Rick Kleffel writes, "I sat down in my living room with Jeff VanderMeer to talk about his latest novel Annihilation, and the Southern Reach trilogy it begins. We took a break, then came back for round 2, discussing how he edit those giant anthologies with his wife Ann, and more generally, the new publishing landscape." (MP3 1, MP3 2)

Free Music Week: Get all the songs now

In case you missed it, we’re at the end of our semi-bi-yearly Free Music Week. Nine exceptional artists offered up a free download and I think they make a great playlist as a group. If you missed any of it, you can still grab the songs through the weekend. They’re all here.

Please support the musicians you love (and their art) by buying music and going to live shows. It’s a mitzvah.

The War on Drugs - “Red Eyes” (free MP3)

Sound it Out # 69: The War on Drugs - “Red Eyes” (free MP3)

It’s a rare rainy day here in LA, and I can’t imagine any song sounding better right now than “Red Eyes”, the new song from The War on Drugs.

Adam Granduciel is the creative force behind The War on Drugs, and he’s been joined by an ever-changing group of collaborators throughout the band’s 11-year history. The current line-up has been stable through two years of touring and the recording of the new album Lost in the Dream. The result is a cohesive group of beautiful and atmospheric pop songs that are perfect for inclement weather.
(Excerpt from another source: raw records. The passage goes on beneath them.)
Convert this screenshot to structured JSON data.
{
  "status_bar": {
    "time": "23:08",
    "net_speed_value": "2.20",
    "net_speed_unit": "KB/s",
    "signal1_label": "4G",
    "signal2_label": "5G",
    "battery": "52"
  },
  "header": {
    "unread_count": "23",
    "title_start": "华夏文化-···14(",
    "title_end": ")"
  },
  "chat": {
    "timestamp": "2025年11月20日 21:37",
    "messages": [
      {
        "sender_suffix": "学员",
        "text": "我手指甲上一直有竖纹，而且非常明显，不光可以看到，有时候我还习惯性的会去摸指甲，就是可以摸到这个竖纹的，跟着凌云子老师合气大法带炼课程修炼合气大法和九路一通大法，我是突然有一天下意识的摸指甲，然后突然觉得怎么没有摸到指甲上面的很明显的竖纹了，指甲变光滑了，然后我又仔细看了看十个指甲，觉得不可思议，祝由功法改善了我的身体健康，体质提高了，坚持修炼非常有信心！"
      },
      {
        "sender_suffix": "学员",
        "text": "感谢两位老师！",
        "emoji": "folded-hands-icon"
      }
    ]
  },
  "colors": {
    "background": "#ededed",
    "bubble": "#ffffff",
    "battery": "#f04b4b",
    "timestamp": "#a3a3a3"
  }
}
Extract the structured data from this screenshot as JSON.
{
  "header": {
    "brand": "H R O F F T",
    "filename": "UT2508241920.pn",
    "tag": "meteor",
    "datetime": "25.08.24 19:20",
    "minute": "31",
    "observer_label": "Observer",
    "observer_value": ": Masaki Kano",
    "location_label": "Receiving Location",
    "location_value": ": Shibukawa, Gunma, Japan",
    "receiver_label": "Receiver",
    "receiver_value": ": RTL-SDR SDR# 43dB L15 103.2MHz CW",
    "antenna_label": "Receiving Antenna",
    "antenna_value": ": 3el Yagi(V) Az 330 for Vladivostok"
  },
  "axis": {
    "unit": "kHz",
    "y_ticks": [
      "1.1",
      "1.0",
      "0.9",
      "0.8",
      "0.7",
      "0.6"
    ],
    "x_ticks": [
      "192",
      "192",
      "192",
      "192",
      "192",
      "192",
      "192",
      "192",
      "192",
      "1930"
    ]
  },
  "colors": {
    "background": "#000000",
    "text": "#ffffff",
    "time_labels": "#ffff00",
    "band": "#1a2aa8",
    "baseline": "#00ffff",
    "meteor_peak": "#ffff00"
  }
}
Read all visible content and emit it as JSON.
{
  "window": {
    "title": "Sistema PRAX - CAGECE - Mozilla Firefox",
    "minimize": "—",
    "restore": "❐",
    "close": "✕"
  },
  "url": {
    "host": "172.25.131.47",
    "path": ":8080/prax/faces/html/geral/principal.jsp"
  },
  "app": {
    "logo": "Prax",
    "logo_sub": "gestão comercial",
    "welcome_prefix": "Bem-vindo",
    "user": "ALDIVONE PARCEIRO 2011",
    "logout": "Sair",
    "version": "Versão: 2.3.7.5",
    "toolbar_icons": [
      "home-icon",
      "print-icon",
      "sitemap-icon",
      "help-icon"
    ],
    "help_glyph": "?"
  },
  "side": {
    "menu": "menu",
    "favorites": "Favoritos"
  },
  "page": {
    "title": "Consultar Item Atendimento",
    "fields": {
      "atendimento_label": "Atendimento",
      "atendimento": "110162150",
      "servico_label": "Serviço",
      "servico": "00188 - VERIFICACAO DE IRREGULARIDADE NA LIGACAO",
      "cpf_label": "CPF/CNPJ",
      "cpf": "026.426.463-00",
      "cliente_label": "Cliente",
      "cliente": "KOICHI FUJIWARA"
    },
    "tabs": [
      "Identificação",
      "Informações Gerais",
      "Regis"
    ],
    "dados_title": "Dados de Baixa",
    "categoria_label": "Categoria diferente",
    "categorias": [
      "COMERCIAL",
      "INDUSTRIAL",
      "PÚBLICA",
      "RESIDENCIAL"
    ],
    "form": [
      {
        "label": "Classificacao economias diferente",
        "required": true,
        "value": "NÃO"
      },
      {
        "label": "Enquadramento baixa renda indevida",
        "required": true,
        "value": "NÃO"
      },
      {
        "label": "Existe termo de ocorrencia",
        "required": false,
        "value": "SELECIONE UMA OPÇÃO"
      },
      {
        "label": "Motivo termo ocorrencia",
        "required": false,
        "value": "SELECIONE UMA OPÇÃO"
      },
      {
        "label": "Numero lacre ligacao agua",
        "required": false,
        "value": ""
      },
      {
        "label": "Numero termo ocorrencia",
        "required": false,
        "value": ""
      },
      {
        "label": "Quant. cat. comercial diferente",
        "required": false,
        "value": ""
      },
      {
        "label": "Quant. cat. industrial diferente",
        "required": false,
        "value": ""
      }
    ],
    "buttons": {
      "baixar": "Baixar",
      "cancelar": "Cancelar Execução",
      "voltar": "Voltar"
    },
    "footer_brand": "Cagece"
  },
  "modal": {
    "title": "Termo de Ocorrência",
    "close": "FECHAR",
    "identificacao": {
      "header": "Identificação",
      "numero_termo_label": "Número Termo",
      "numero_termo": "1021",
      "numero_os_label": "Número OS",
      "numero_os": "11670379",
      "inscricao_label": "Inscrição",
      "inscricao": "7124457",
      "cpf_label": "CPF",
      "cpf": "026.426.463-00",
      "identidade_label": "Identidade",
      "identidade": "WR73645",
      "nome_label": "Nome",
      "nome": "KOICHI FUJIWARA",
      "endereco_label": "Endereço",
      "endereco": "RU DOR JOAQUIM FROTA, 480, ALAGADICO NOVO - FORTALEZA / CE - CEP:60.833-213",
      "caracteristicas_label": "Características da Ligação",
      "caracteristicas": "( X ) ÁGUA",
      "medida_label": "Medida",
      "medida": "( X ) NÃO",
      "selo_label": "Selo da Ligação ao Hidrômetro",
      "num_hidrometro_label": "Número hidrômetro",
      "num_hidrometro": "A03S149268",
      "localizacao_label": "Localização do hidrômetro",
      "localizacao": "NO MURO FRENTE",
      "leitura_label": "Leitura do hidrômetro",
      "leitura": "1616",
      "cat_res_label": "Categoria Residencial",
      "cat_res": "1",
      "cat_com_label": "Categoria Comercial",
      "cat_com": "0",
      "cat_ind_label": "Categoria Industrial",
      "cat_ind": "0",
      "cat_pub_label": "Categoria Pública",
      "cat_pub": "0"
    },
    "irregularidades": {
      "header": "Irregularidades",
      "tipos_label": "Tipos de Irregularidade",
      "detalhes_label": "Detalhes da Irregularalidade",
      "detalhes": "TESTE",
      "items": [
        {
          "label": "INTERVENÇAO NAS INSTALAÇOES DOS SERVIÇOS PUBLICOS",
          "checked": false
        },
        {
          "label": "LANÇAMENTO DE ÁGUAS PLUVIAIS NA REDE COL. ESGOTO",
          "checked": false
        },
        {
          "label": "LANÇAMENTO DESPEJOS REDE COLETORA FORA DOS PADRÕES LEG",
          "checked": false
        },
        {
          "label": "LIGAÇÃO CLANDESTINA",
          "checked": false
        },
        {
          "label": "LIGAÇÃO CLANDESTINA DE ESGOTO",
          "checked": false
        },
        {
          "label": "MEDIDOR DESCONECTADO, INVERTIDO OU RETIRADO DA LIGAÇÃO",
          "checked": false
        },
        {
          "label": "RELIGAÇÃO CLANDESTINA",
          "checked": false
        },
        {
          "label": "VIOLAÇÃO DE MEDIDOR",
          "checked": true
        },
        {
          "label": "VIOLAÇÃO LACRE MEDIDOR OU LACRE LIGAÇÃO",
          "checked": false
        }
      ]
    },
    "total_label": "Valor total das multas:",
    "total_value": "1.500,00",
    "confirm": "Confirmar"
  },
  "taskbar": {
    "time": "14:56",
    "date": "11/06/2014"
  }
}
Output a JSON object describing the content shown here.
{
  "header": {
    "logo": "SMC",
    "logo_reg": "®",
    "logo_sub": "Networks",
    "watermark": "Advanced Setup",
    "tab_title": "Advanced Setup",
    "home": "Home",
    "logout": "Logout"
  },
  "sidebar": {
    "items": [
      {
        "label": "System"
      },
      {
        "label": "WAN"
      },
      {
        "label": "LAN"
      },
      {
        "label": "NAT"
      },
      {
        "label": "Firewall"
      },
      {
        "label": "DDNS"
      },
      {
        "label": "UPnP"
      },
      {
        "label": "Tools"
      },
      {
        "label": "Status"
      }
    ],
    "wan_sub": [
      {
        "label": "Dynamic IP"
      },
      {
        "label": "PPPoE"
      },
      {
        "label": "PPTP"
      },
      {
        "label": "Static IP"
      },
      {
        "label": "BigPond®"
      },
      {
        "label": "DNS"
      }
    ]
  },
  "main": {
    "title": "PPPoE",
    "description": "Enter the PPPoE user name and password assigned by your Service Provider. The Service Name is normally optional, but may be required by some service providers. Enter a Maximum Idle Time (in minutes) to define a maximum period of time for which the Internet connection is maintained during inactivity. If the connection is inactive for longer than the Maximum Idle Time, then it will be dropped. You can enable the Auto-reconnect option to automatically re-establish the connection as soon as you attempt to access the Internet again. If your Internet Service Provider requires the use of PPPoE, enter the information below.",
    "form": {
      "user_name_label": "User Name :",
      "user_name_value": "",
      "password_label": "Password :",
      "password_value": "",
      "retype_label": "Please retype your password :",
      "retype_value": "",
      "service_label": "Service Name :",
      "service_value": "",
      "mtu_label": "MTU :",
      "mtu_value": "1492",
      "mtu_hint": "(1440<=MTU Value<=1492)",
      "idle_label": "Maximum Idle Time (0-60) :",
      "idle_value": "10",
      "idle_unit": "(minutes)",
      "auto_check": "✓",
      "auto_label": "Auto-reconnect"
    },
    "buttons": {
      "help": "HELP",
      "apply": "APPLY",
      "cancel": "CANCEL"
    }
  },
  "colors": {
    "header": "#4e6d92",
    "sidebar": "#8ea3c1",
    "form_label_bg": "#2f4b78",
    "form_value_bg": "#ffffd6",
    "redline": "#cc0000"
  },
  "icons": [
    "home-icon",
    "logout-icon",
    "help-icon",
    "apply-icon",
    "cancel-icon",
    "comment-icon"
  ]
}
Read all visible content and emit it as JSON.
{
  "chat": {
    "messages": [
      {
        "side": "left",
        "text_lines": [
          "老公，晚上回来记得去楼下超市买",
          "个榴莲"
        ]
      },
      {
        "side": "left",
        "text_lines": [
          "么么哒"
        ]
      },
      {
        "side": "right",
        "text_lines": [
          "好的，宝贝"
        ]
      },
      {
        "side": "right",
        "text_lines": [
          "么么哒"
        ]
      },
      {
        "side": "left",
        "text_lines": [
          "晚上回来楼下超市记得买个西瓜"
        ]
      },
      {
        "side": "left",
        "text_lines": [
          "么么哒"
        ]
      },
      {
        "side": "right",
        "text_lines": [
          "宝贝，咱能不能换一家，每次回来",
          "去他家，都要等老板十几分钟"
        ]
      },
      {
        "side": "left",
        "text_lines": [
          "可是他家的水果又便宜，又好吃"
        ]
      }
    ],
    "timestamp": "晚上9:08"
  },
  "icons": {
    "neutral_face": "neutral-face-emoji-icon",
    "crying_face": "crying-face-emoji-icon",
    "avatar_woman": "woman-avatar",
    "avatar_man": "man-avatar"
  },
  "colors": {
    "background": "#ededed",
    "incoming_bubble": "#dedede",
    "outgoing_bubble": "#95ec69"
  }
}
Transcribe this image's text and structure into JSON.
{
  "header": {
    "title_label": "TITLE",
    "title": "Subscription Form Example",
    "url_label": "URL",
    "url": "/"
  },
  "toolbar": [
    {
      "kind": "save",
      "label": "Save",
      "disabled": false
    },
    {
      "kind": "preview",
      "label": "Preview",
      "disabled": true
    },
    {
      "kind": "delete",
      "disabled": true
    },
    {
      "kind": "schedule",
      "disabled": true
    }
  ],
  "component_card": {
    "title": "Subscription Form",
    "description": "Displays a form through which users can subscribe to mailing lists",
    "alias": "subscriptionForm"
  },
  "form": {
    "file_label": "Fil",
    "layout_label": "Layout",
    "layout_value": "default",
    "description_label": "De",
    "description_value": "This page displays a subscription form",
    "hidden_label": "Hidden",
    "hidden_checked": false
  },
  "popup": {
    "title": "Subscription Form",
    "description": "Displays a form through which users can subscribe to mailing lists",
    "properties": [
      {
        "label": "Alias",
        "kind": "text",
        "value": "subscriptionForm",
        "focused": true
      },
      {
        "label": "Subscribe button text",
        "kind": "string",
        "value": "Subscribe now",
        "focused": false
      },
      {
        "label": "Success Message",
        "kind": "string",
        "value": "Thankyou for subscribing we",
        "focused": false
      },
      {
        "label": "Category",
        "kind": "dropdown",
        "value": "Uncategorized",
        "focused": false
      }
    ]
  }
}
Download “Red Eyes” below and pre-order Lost in the Dream once you’re hooked. Get started here: